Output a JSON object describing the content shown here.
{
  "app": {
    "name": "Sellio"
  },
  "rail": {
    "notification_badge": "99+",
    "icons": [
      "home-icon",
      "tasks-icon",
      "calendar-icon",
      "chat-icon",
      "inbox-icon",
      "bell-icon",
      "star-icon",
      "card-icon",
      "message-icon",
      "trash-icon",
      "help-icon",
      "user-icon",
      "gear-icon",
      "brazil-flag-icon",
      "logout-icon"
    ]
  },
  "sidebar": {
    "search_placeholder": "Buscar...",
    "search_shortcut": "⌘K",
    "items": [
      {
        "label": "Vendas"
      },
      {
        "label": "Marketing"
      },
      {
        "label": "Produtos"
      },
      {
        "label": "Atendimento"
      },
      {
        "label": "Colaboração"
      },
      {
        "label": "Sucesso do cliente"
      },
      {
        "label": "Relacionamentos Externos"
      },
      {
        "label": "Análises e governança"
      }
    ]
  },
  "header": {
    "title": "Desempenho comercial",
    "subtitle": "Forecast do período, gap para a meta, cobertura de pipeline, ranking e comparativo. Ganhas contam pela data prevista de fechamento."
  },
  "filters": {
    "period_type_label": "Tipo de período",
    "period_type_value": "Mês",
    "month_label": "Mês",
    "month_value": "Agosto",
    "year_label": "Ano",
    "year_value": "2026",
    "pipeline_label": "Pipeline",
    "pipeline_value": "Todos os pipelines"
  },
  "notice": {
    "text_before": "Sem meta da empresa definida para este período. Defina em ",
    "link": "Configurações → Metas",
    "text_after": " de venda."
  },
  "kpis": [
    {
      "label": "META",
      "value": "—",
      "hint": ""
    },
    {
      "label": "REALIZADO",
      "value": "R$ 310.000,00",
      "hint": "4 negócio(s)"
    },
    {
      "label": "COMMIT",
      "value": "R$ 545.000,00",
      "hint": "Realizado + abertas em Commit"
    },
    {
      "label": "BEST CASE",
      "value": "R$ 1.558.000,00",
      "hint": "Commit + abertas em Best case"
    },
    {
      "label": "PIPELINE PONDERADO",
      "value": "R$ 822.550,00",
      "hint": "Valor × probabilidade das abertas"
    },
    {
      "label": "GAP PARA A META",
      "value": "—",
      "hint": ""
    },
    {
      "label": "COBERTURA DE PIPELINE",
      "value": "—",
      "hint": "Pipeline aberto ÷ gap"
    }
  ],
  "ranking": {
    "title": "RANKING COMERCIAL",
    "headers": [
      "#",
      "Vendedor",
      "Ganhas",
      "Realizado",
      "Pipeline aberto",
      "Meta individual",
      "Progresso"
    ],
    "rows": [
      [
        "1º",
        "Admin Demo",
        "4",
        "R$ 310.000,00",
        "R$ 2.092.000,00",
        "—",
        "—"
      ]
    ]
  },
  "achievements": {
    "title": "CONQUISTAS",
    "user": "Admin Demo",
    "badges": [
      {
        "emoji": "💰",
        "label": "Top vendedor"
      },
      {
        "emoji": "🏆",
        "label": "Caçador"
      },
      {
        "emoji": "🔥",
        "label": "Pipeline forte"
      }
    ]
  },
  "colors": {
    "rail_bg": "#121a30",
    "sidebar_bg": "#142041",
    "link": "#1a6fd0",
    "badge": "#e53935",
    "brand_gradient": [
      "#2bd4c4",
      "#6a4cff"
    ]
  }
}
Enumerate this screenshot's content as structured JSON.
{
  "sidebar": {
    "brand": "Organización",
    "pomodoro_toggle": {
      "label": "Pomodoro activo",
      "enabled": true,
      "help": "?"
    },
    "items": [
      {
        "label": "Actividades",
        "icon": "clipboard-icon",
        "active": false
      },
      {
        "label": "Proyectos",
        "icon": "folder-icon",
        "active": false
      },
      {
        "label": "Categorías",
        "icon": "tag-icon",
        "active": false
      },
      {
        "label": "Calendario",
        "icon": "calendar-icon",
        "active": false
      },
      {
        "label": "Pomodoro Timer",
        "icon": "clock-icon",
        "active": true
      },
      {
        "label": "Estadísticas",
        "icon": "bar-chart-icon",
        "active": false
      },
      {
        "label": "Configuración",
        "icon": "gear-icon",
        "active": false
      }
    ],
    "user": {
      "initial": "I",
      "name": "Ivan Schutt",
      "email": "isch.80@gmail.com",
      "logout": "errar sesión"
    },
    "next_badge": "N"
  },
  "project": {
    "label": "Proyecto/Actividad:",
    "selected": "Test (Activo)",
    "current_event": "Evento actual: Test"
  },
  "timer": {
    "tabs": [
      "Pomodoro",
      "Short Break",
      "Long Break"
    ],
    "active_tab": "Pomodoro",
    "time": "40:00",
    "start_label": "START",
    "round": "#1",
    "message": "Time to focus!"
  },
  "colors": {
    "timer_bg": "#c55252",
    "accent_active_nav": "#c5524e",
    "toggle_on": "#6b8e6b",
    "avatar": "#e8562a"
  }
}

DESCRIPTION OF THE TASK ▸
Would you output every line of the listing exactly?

ANSWER SECTION ▸
Output a JSON object describing the content shown here.
{
  "app": {
    "name": "Sellio"
  },
  "rail": {
    "notification_badge": "99+",
    "icons": [
      "home-icon",
      "tasks-icon",
      "calendar-icon",
      "chat-icon",
      "inbox-icon",
      "bell-icon",
      "star-icon",
      "card-icon",
      "message-icon",
      "trash-icon",
      "help-icon",
      "user-icon",
      "gear-icon",
      "brazil-flag-icon",
      "logout-icon"
    ]
  },
  "sidebar": {
    "search_placeholder": "Buscar...",
    "search_shortcut": "⌘K",
    "items": [
      {
        "label": "Vendas"
      },
      {
        "label": "Marketing"
      },
      {
        "label": "Produtos"
      },
      {
        "label": "Atendimento"
      },
      {
        "label": "Colaboração"
      },
      {
        "label": "Sucesso do cliente"
      },
      {
        "label": "Relacionamentos Externos"
      },
      {
        "label": "Análises e governança"
      }
    ]
  },
  "header": {
    "title": "Desempenho comercial",
    "subtitle": "Forecast do período, gap para a meta, cobertura de pipeline, ranking e comparativo. Ganhas contam pela data prevista de fechamento."
  },
  "filters": {
    "period_type_label": "Tipo de período",
    "period_type_value": "Mês",
    "month_label": "Mês",
    "month_value": "Agosto",
    "year_label": "Ano",
    "year_value": "2026",
    "pipeline_label": "Pipeline",
    "pipeline_value": "Todos os pipelines"
  },
  "notice": {
    "text_before": "Sem meta da empresa definida para este período. Defina em ",
    "link": "Configurações → Metas",
    "text_after": " de venda."
  },
  "kpis": [
    {
      "label": "META",
      "value": "—",
      "hint": ""
    },
    {
      "label": "REALIZADO",
      "value": "R$ 310.000,00",
      "hint": "4 negócio(s)"
    },
    {
      "label": "COMMIT",
      "value": "R$ 545.000,00",
      "hint": "Realizado + abertas em Commit"
    },
    {
      "label": "BEST CASE",
      "value": "R$ 1.558.000,00",
      "hint": "Commit + abertas em Best case"
    },
    {
      "label": "PIPELINE PONDERADO",
      "value": "R$ 822.550,00",
      "hint": "Valor × probabilidade das abertas"
    },
    {
      "label": "GAP PARA A META",
      "value": "—",
      "hint": ""
    },
    {
      "label": "COBERTURA DE PIPELINE",
      "value": "—",
      "hint": "Pipeline aberto ÷ gap"
    }
  ],
  "ranking": {
    "title": "RANKING COMERCIAL",
    "headers": [
      "#",
      "Vendedor",
      "Ganhas",
      "Realizado",
      "Pipeline aberto",
      "Meta individual",
      "Progresso"
    ],
    "rows": [
      [
        "1º",
        "Admin Demo",
        "4",
        "R$ 310.000,00",
        "R$ 2.092.000,00",
        "—",
        "—"
      ]
    ]
  },
  "achievements": {
    "title": "CONQUISTAS",
    "user": "Admin Demo",
    "badges": [
      {
        "emoji": "💰",
        "label": "Top vendedor"
      },
      {
        "emoji": "🏆",
        "label": "Caçador"
      },
      {
        "emoji": "🔥",
        "label": "Pipeline forte"
      }
    ]
  },
  "colors": {
    "rail_bg": "#121a30",
    "sidebar_bg": "#142041",
    "link": "#1a6fd0",
    "badge": "#e53935",
    "brand_gradient": [
      "#2bd4c4",
      "#6a4cff"
    ]
  }
}
Enumerate this screenshot's content as structured JSON.
{
  "sidebar": {
    "brand": "Organización",
    "pomodoro_toggle": {
      "label": "Pomodoro activo",
      "enabled": true,
      "help": "?"
    },
    "items": [
      {
        "label": "Actividades",
        "icon": "clipboard-icon",
        "active": false
      },
      {
        "label": "Proyectos",
        "icon": "folder-icon",
        "active": false
      },
      {
        "label": "Categorías",
        "icon": "tag-icon",
        "active": false
      },
      {
        "label": "Calendario",
        "icon": "calendar-icon",
        "active": false
      },
      {
        "label": "Pomodoro Timer",
        "icon": "clock-icon",
        "active": true
      },
      {
        "label": "Estadísticas",
        "icon": "bar-chart-icon",
        "active": false
      },
      {
        "label": "Configuración",
        "icon": "gear-icon",
        "active": false
      }
    ],
    "user": {
      "initial": "I",
      "name": "Ivan Schutt",
      "email": "isch.80@gmail.com",
      "logout": "errar sesión"
    },
    "next_badge": "N"
  },
  "project": {
    "label": "Proyecto/Actividad:",
    "selected": "Test (Activo)",
    "current_event": "Evento actual: Test"
  },
  "timer": {
    "tabs": [
      "Pomodoro",
      "Short Break",
      "Long Break"
    ],
    "active_tab": "Pomodoro",
    "time": "40:00",
    "start_label": "START",
    "round": "#1",
    "message": "Time to focus!"
  },
  "colors": {
    "timer_bg": "#c55252",
    "accent_active_nav": "#c5524e",
    "toggle_on": "#6b8e6b",
    "avatar": "#e8562a"
  }
}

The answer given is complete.